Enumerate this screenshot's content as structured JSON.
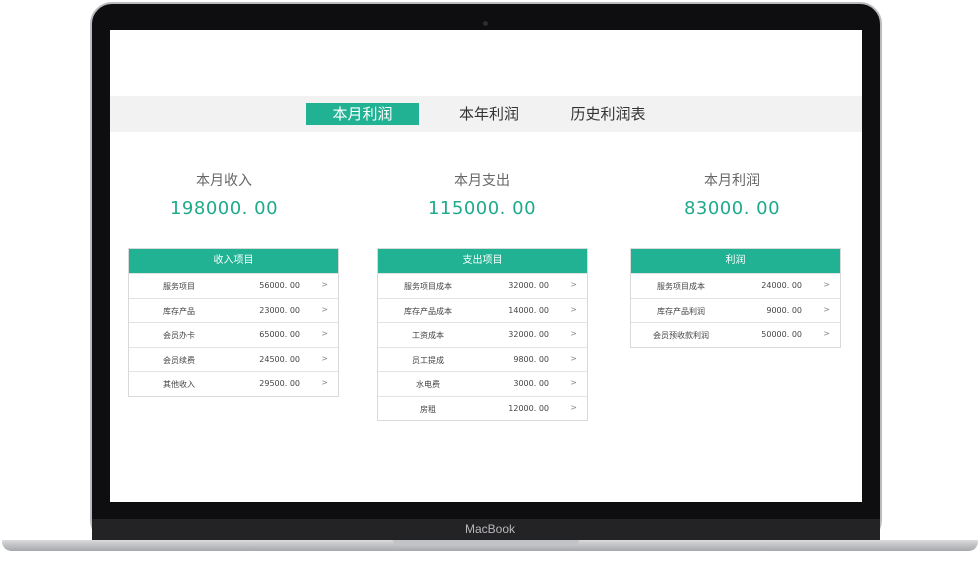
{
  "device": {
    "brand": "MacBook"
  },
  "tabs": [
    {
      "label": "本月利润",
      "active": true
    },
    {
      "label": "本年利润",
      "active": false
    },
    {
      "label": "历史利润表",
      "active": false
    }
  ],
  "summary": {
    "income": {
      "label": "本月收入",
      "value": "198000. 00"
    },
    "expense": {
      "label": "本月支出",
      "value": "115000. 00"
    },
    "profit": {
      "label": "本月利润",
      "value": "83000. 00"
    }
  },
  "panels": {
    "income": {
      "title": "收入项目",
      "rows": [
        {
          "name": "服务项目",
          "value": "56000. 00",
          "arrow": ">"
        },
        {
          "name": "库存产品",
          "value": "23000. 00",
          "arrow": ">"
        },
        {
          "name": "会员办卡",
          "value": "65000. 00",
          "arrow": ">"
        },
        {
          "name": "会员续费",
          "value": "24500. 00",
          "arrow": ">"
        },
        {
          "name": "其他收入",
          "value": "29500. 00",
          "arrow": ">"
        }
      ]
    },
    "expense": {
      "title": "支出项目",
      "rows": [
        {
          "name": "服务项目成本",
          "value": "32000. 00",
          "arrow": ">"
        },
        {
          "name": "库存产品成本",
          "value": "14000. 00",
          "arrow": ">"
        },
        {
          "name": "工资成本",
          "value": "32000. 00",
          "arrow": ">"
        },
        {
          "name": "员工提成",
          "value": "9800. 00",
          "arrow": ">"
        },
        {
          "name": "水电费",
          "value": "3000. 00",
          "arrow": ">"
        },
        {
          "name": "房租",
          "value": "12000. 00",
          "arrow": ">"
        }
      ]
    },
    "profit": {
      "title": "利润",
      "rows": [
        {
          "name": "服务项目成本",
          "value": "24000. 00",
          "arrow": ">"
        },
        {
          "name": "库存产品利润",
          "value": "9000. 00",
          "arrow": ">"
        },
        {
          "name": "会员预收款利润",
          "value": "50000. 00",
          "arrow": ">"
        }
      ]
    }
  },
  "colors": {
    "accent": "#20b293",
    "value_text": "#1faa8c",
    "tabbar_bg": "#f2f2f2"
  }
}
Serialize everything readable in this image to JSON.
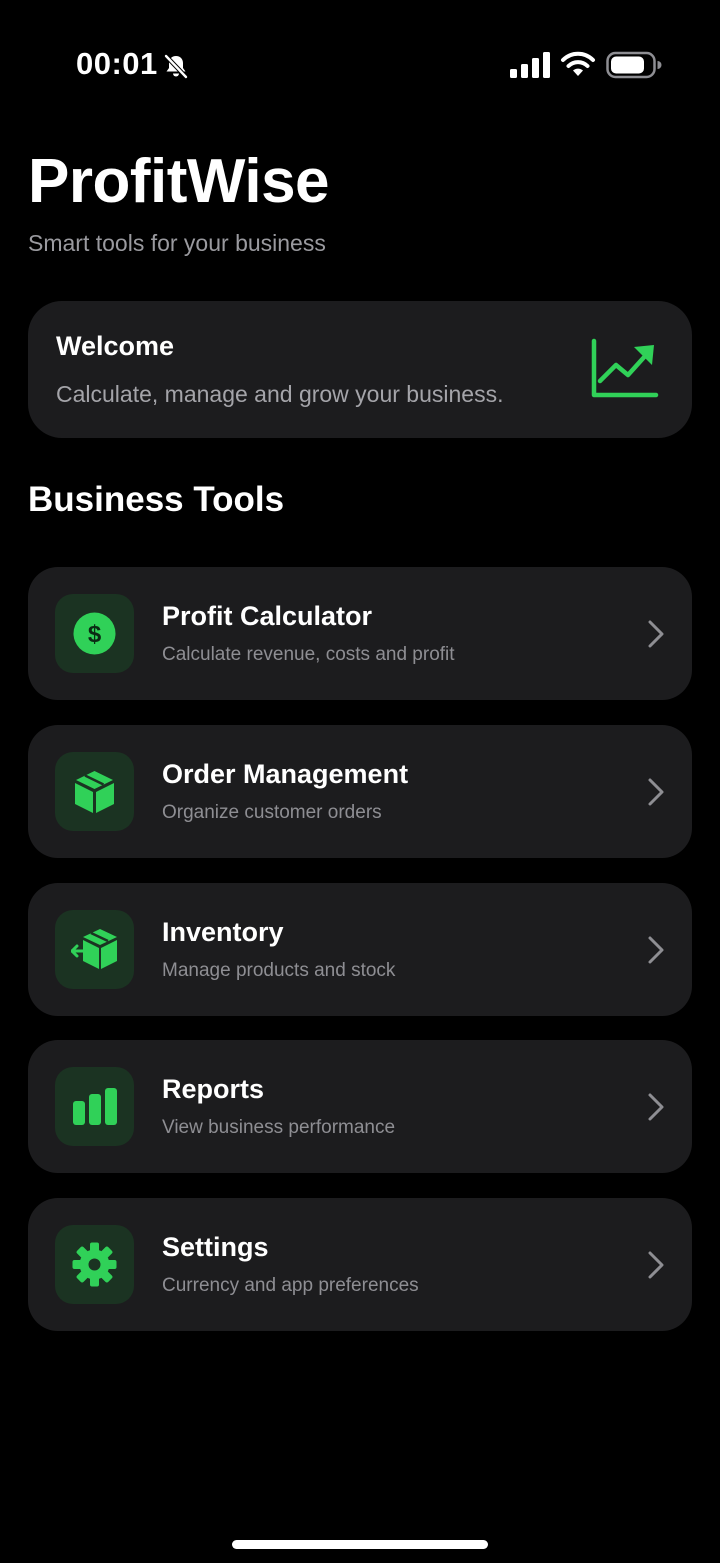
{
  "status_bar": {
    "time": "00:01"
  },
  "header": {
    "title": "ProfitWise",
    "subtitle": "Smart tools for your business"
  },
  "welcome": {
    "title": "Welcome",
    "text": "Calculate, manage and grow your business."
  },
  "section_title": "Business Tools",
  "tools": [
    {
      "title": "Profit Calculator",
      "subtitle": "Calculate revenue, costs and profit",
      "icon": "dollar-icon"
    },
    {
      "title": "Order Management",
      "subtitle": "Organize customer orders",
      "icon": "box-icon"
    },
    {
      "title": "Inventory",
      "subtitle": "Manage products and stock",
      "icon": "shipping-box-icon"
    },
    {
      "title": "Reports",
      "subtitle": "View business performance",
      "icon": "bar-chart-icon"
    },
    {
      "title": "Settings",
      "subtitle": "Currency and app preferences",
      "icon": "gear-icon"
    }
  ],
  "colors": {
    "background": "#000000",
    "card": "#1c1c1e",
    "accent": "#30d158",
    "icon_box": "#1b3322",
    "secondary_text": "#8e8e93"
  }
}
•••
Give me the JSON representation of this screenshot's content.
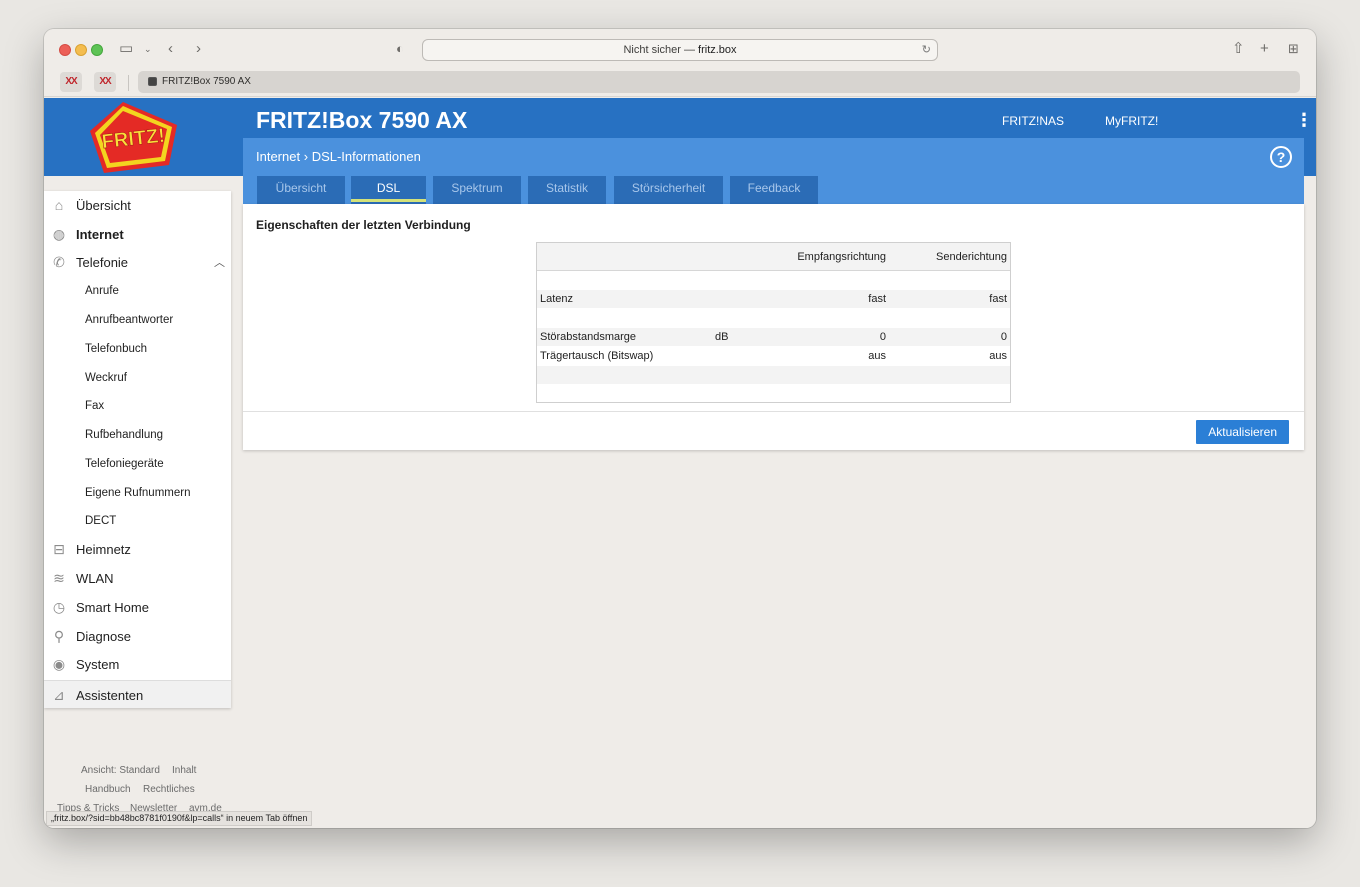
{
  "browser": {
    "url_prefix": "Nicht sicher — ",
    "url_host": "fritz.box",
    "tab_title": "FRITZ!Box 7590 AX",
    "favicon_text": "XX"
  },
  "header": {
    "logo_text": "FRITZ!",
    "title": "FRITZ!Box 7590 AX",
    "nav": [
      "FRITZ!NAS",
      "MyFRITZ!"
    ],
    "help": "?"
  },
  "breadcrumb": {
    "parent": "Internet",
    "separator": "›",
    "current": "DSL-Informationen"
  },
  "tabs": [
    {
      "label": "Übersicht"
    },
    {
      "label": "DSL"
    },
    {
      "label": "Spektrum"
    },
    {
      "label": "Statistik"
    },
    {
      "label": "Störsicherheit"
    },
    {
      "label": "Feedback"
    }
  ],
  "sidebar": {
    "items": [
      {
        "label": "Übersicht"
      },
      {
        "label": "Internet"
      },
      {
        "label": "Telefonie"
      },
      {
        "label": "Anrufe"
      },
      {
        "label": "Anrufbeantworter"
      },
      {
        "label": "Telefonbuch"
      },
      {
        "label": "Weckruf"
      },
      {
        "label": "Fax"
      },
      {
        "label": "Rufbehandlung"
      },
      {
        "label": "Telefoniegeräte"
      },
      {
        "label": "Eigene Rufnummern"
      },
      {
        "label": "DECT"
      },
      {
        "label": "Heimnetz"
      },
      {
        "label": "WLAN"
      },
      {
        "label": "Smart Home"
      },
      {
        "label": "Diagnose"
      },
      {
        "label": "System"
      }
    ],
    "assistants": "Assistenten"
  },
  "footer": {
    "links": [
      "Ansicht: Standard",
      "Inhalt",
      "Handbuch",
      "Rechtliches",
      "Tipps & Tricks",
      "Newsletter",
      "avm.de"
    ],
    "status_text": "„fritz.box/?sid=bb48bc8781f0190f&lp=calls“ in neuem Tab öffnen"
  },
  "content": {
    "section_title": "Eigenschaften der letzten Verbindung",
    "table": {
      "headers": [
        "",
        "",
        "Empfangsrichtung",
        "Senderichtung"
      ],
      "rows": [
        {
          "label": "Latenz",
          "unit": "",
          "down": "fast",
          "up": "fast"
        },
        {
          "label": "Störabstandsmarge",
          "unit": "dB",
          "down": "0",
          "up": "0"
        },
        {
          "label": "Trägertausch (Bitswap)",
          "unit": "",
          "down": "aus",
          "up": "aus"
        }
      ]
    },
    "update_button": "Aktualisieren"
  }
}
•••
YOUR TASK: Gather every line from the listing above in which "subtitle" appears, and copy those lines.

ANSWER AREA:
    "subtitle": "Smart tools for your business"
      "subtitle": "Calculate revenue, costs and profit",
      "subtitle": "Organize customer orders",
      "subtitle": "Manage products and stock",
      "subtitle": "View business performance",
      "subtitle": "Currency and app preferences",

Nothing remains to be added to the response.